“The press release is dead.” It’s an assertion bandied around communications and PR circles on such a regular basis nowadays that whatever serious point it means to convey is ignored by many, a bit like moral outrage on Twitter.
As a discussion point it is worth raising, though. The emerging consensus amongst many senior comms professionals such as the government’s executive director of communications, Alex Aiken, appears to be that the news release is very old school and that conversation driven messaging via Twitter and the like is the way to engage with the media and directly with your audiences.
That may well be a valid stance in, for example, central government communications, where quick reaction to yet another Twitter storm can be crucial.
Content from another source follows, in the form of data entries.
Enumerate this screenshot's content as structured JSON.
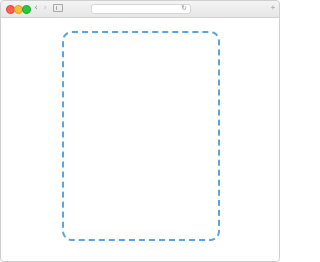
{
  "toolbar": {
    "traffic_lights": [
      {
        "name": "close",
        "color": "#ff5f57"
      },
      {
        "name": "minimize",
        "color": "#febc2e"
      },
      {
        "name": "maximize",
        "color": "#28c840"
      }
    ],
    "back_icon": "chevron-left-icon",
    "forward_icon": "chevron-right-icon",
    "sidebar_icon": "sidebar-icon",
    "address_value": "",
    "reload_icon": "reload-icon",
    "new_tab_icon": "plus-icon"
  },
  "content": {
    "dropzone_border_color": "#5aa4e0"
  }
}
But I would argue that although the days when the press release was the prime tool of a comms professional’s armoury have passed into history along with lunchtimes, dot matrix printers, dial-up modems, colour transparencies and the postal franking machine, it still has an important, backroom role to play.
For me the ‘press release’ is about capturing the story. It’s where all the main components and the detail of a story are marshalled, where the story is nailed down. It can then inform a whole raft of communications tools – social media tweets, thought leadership articles, story pitches direct to contacts, as well as web copy and direct marketing materials.
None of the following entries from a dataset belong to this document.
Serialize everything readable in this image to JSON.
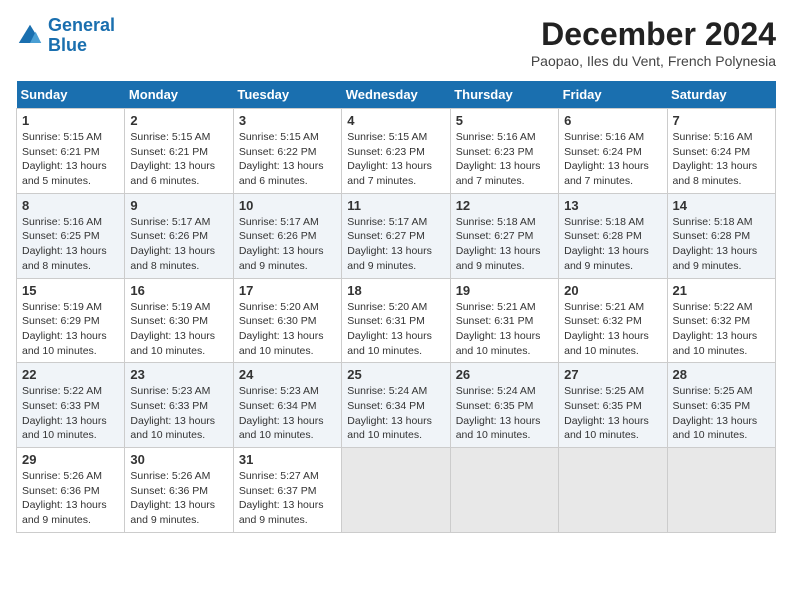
{
  "logo": {
    "line1": "General",
    "line2": "Blue"
  },
  "calendar": {
    "title": "December 2024",
    "subtitle": "Paopao, Iles du Vent, French Polynesia",
    "days_of_week": [
      "Sunday",
      "Monday",
      "Tuesday",
      "Wednesday",
      "Thursday",
      "Friday",
      "Saturday"
    ],
    "weeks": [
      [
        {
          "day": "1",
          "sunrise": "5:15 AM",
          "sunset": "6:21 PM",
          "daylight": "13 hours and 5 minutes."
        },
        {
          "day": "2",
          "sunrise": "5:15 AM",
          "sunset": "6:21 PM",
          "daylight": "13 hours and 6 minutes."
        },
        {
          "day": "3",
          "sunrise": "5:15 AM",
          "sunset": "6:22 PM",
          "daylight": "13 hours and 6 minutes."
        },
        {
          "day": "4",
          "sunrise": "5:15 AM",
          "sunset": "6:23 PM",
          "daylight": "13 hours and 7 minutes."
        },
        {
          "day": "5",
          "sunrise": "5:16 AM",
          "sunset": "6:23 PM",
          "daylight": "13 hours and 7 minutes."
        },
        {
          "day": "6",
          "sunrise": "5:16 AM",
          "sunset": "6:24 PM",
          "daylight": "13 hours and 7 minutes."
        },
        {
          "day": "7",
          "sunrise": "5:16 AM",
          "sunset": "6:24 PM",
          "daylight": "13 hours and 8 minutes."
        }
      ],
      [
        {
          "day": "8",
          "sunrise": "5:16 AM",
          "sunset": "6:25 PM",
          "daylight": "13 hours and 8 minutes."
        },
        {
          "day": "9",
          "sunrise": "5:17 AM",
          "sunset": "6:26 PM",
          "daylight": "13 hours and 8 minutes."
        },
        {
          "day": "10",
          "sunrise": "5:17 AM",
          "sunset": "6:26 PM",
          "daylight": "13 hours and 9 minutes."
        },
        {
          "day": "11",
          "sunrise": "5:17 AM",
          "sunset": "6:27 PM",
          "daylight": "13 hours and 9 minutes."
        },
        {
          "day": "12",
          "sunrise": "5:18 AM",
          "sunset": "6:27 PM",
          "daylight": "13 hours and 9 minutes."
        },
        {
          "day": "13",
          "sunrise": "5:18 AM",
          "sunset": "6:28 PM",
          "daylight": "13 hours and 9 minutes."
        },
        {
          "day": "14",
          "sunrise": "5:18 AM",
          "sunset": "6:28 PM",
          "daylight": "13 hours and 9 minutes."
        }
      ],
      [
        {
          "day": "15",
          "sunrise": "5:19 AM",
          "sunset": "6:29 PM",
          "daylight": "13 hours and 10 minutes."
        },
        {
          "day": "16",
          "sunrise": "5:19 AM",
          "sunset": "6:30 PM",
          "daylight": "13 hours and 10 minutes."
        },
        {
          "day": "17",
          "sunrise": "5:20 AM",
          "sunset": "6:30 PM",
          "daylight": "13 hours and 10 minutes."
        },
        {
          "day": "18",
          "sunrise": "5:20 AM",
          "sunset": "6:31 PM",
          "daylight": "13 hours and 10 minutes."
        },
        {
          "day": "19",
          "sunrise": "5:21 AM",
          "sunset": "6:31 PM",
          "daylight": "13 hours and 10 minutes."
        },
        {
          "day": "20",
          "sunrise": "5:21 AM",
          "sunset": "6:32 PM",
          "daylight": "13 hours and 10 minutes."
        },
        {
          "day": "21",
          "sunrise": "5:22 AM",
          "sunset": "6:32 PM",
          "daylight": "13 hours and 10 minutes."
        }
      ],
      [
        {
          "day": "22",
          "sunrise": "5:22 AM",
          "sunset": "6:33 PM",
          "daylight": "13 hours and 10 minutes."
        },
        {
          "day": "23",
          "sunrise": "5:23 AM",
          "sunset": "6:33 PM",
          "daylight": "13 hours and 10 minutes."
        },
        {
          "day": "24",
          "sunrise": "5:23 AM",
          "sunset": "6:34 PM",
          "daylight": "13 hours and 10 minutes."
        },
        {
          "day": "25",
          "sunrise": "5:24 AM",
          "sunset": "6:34 PM",
          "daylight": "13 hours and 10 minutes."
        },
        {
          "day": "26",
          "sunrise": "5:24 AM",
          "sunset": "6:35 PM",
          "daylight": "13 hours and 10 minutes."
        },
        {
          "day": "27",
          "sunrise": "5:25 AM",
          "sunset": "6:35 PM",
          "daylight": "13 hours and 10 minutes."
        },
        {
          "day": "28",
          "sunrise": "5:25 AM",
          "sunset": "6:35 PM",
          "daylight": "13 hours and 10 minutes."
        }
      ],
      [
        {
          "day": "29",
          "sunrise": "5:26 AM",
          "sunset": "6:36 PM",
          "daylight": "13 hours and 9 minutes."
        },
        {
          "day": "30",
          "sunrise": "5:26 AM",
          "sunset": "6:36 PM",
          "daylight": "13 hours and 9 minutes."
        },
        {
          "day": "31",
          "sunrise": "5:27 AM",
          "sunset": "6:37 PM",
          "daylight": "13 hours and 9 minutes."
        },
        null,
        null,
        null,
        null
      ]
    ]
  }
}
The release is important because it allows you to get to the nub of a story, to clarify in your mind what the angle is and what you need in order to communicate that story in the right way to the right audiences. Once that is clear then you have a solid story platform which can be mined for content to be adapted to a wide range of communications channels.
More often than not the press release still needs to be released, it’s just that in my view, especially with proactive rather than reactive PR campaigns targeting specialist audiences, it’s better to focus first on precise targeting of a story to a specific audience, using content that is tailored to exact requirements of media outlets which are used by that audience. The release can be used to help create that content and can always be brought out from the background, polished up and distributed to your media list when that targeting has resulted in coverage.
For me, reports of the death of the press release continue to be exaggerated. Although it’s not at the centre of media relations any longer it continues to occupy a central backroom role, acting as an information source for a raft of communications channels.
Social media conversation may be an increasingly important part of modern PR and communications but those conversations don’t happen unless there is a story at the centre that people want to hear.
And articulating those stories as fully as possible in a ‘press release’ before targeting your audiences through a range of current channels is still a crucial part of the process.